▸ **Task to carry out**
Give back the material that follows, identical in every line.

____ Exercise material

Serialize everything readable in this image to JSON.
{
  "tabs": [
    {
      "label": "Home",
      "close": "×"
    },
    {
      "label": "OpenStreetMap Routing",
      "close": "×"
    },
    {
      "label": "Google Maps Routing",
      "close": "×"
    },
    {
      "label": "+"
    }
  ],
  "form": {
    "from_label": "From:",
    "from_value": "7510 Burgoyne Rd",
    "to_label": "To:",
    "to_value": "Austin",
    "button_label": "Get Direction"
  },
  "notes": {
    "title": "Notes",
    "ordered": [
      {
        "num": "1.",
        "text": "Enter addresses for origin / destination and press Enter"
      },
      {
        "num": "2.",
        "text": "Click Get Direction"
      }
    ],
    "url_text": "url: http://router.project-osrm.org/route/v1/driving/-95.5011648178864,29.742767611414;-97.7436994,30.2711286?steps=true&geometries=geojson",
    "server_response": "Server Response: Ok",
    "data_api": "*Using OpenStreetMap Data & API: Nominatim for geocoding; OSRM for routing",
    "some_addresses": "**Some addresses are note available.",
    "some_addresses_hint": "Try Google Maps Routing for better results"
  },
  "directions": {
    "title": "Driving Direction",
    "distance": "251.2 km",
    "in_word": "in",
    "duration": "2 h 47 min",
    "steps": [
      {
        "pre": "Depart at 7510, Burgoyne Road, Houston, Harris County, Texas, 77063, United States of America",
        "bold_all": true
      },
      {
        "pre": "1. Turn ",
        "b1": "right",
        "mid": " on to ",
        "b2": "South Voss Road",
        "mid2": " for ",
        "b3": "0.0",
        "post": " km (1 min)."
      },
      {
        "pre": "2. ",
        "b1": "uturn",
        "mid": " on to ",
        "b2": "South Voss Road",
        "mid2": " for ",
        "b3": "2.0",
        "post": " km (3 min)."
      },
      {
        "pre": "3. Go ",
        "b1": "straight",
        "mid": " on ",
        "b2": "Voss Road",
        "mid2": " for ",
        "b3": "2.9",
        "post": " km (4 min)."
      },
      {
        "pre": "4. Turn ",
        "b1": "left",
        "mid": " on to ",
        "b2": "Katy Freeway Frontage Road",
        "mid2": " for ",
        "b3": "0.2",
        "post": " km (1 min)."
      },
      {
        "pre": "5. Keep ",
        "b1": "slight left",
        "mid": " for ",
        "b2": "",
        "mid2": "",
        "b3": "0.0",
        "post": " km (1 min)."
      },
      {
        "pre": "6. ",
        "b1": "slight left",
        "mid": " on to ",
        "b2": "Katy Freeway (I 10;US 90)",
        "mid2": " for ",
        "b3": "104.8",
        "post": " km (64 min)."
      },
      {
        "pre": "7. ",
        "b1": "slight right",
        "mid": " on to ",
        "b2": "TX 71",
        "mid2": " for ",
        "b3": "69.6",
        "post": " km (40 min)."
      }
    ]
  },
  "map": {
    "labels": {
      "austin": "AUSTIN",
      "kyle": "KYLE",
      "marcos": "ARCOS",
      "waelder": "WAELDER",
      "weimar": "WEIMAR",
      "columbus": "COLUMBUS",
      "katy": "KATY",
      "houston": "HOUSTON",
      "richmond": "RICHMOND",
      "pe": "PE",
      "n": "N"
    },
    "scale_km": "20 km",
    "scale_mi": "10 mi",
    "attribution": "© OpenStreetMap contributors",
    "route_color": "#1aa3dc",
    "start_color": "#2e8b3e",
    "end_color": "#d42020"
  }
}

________

▸ **Finished exercise**
Serialize everything readable in this image to JSON.
{
  "tabs": [
    {
      "label": "Home",
      "close": "×"
    },
    {
      "label": "OpenStreetMap Routing",
      "close": "×"
    },
    {
      "label": "Google Maps Routing",
      "close": "×"
    },
    {
      "label": "+"
    }
  ],
  "form": {
    "from_label": "From:",
    "from_value": "7510 Burgoyne Rd",
    "to_label": "To:",
    "to_value": "Austin",
    "button_label": "Get Direction"
  },
  "notes": {
    "title": "Notes",
    "ordered": [
      {
        "num": "1.",
        "text": "Enter addresses for origin / destination and press Enter"
      },
      {
        "num": "2.",
        "text": "Click Get Direction"
      }
    ],
    "url_text": "url: http://router.project-osrm.org/route/v1/driving/-95.5011648178864,29.742767611414;-97.7436994,30.2711286?steps=true&geometries=geojson",
    "server_response": "Server Response: Ok",
    "data_api": "*Using OpenStreetMap Data & API: Nominatim for geocoding; OSRM for routing",
    "some_addresses": "**Some addresses are note available.",
    "some_addresses_hint": "Try Google Maps Routing for better results"
  },
  "directions": {
    "title": "Driving Direction",
    "distance": "251.2 km",
    "in_word": "in",
    "duration": "2 h 47 min",
    "steps": [
      {
        "pre": "Depart at 7510, Burgoyne Road, Houston, Harris County, Texas, 77063, United States of America",
        "bold_all": true
      },
      {
        "pre": "1. Turn ",
        "b1": "right",
        "mid": " on to ",
        "b2": "South Voss Road",
        "mid2": " for ",
        "b3": "0.0",
        "post": " km (1 min)."
      },
      {
        "pre": "2. ",
        "b1": "uturn",
        "mid": " on to ",
        "b2": "South Voss Road",
        "mid2": " for ",
        "b3": "2.0",
        "post": " km (3 min)."
      },
      {
        "pre": "3. Go ",
        "b1": "straight",
        "mid": " on ",
        "b2": "Voss Road",
        "mid2": " for ",
        "b3": "2.9",
        "post": " km (4 min)."
      },
      {
        "pre": "4. Turn ",
        "b1": "left",
        "mid": " on to ",
        "b2": "Katy Freeway Frontage Road",
        "mid2": " for ",
        "b3": "0.2",
        "post": " km (1 min)."
      },
      {
        "pre": "5. Keep ",
        "b1": "slight left",
        "mid": " for ",
        "b2": "",
        "mid2": "",
        "b3": "0.0",
        "post": " km (1 min)."
      },
      {
        "pre": "6. ",
        "b1": "slight left",
        "mid": " on to ",
        "b2": "Katy Freeway (I 10;US 90)",
        "mid2": " for ",
        "b3": "104.8",
        "post": " km (64 min)."
      },
      {
        "pre": "7. ",
        "b1": "slight right",
        "mid": " on to ",
        "b2": "TX 71",
        "mid2": " for ",
        "b3": "69.6",
        "post": " km (40 min)."
      }
    ]
  },
  "map": {
    "labels": {
      "austin": "AUSTIN",
      "kyle": "KYLE",
      "marcos": "ARCOS",
      "waelder": "WAELDER",
      "weimar": "WEIMAR",
      "columbus": "COLUMBUS",
      "katy": "KATY",
      "houston": "HOUSTON",
      "richmond": "RICHMOND",
      "pe": "PE",
      "n": "N"
    },
    "scale_km": "20 km",
    "scale_mi": "10 mi",
    "attribution": "© OpenStreetMap contributors",
    "route_color": "#1aa3dc",
    "start_color": "#2e8b3e",
    "end_color": "#d42020"
  }
}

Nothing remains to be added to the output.